Norrington Elgar Symphony No.1
Symphony No.1 in A flat, Op.55
Die Meistersinger von Nurnberg – Prelude to Act I
Stuttgart Radio Symphony Orchestra
Sir Roger Norrington
Reviewed by: Colin Anderson
Reviewed: January 2001
CD No: HANSSLER CD 93.000
Duration: 57 minutes
Issued as part of Hanssler’s ’faszination musik’ series, this live-compiled Elgar One was recorded at concerts between 27-29 October 1999. Similar to Norrington’s London Philharmonic Royal Festival Hall performance on 11 October last, which I reviewed for The Classical Source, it’s good to have a permanent document of his lively view of this great symphony.

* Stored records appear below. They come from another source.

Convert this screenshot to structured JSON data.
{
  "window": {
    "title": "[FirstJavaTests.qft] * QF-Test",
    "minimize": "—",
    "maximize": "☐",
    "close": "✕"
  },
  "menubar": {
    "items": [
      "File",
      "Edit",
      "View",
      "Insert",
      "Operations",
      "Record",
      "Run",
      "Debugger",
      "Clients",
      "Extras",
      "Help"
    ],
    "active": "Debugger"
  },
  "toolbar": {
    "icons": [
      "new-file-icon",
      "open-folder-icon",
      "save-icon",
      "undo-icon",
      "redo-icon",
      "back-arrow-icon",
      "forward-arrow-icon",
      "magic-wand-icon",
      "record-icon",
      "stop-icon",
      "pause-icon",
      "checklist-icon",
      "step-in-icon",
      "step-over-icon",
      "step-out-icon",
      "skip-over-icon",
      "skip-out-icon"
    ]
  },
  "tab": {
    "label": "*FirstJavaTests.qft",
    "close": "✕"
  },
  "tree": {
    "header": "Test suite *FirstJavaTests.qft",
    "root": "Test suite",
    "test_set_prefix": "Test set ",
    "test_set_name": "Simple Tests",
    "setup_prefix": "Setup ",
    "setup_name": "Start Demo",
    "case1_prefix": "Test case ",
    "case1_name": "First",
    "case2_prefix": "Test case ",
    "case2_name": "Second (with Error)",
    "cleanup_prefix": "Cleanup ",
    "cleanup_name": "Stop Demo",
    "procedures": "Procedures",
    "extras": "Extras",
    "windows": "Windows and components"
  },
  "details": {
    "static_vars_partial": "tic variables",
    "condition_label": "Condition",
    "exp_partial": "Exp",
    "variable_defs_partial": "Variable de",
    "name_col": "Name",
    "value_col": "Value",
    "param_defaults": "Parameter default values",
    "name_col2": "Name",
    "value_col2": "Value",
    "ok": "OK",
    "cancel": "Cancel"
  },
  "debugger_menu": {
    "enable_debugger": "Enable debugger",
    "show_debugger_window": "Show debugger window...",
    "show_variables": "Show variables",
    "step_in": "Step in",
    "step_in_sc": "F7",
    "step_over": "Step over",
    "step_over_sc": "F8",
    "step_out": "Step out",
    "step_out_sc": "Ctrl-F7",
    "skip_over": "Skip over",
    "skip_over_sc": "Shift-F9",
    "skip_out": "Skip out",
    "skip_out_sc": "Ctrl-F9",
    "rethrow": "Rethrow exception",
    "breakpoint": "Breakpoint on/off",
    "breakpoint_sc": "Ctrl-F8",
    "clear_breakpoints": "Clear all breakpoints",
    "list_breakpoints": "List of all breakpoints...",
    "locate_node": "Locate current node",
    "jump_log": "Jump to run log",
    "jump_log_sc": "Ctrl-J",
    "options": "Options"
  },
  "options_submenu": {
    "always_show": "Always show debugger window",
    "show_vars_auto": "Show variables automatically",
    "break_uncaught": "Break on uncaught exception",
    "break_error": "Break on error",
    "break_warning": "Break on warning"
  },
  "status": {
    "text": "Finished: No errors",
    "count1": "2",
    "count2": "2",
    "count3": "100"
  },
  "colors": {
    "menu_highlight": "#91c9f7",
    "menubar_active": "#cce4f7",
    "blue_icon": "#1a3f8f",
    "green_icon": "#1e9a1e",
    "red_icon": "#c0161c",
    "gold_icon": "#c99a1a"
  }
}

Norrington’s approach to Elgar’s First is perhaps too urbane – there isn’t the focus on the composer’s inner passions, the shadows. If Norrington appears to be slightly inhibited about fully revealing Elgar’s emotional fantasy and the heart-on-sleeve outpourings, he is certainly aware of the subtly elusive aspects of the music – there is much that is delicately traced: in the lighter-scored passages of the scherzo or the opening of the finale for example. In doing so, Norrington moves this music closer to Schumann – Elgar’s true German counterpart, Anthony Payne once told me – and away from the assumed Brahms.
All this said – particularly given some of the disappointing aspects – Norrington does have the work’s structure in full-view; he responds to the surface incident with relish, and presides over an unfussy and fleet account, which is very refreshing. He also has antiphonal violins, so important in clarifying the two sections’ dialogue (the music written for this design) and doesn’t make portentous the symphony’s opening motto – indeed, Norrington is one of the few conductors that really makes this introduction ’semplice’ as marked.
Norrington adopts ’authentic’ tempos, the slow movement flows (albeit lacking somewhat in tension and inwardness) and the overall time of 48 minutes is about right in terms of the score. Yet his refusal to linger or indulge the moment may displease some, even if Norrington’s overall directness and symphonic through-line is not unwelcome, and, as the scherzo winds-down, Norrington shows that he can ’swell’ the expression by moulding the music when he wants to (from 4’52”-5’16” especially). I could though have done with much less non-vibrato string playing – Norrington over-uses this effect, which draws attention to itself rather than offering illumination.
Norrington’s CD may not be a first choice for this music – he doesn’t join Elgar himself, Boult, Barbirolli, Solti or Haitink (all EMI except Solti’s Decca taping) in offering a truly comprehensive traversal of this masterpiece. It is though a very likeable rendition, one I shall return to quite often, for it offers a sincere and informed view that doesn’t overplay its hand; one always senses Norrington’s deep commitment.
The Wagner (live, 4-5 November 1999) is Norrington’s ‘usual’ 8-minute dash through it and again has something tangibly considered at its core (although ultimately its inclusion is neither here nor there; nor is it a “bonus track” when the CD has twenty-odd minutes unused!).
The Elgar’s the thing. Norrington, full-chested and indomitable, cascades through the final bars with zeal, but seems less hasty than in London – his ’scramble to triumph’ would perhaps not have been out of place a century ago. For all my critical brickbats, I have now listened to this recording several times – and look forward to doing so again. Very well and instinctively played (Elgar’s early successes came in Germany) with excellent sound, Norrington’s Elgar One is notable for its freshness, vitality and some points well-made.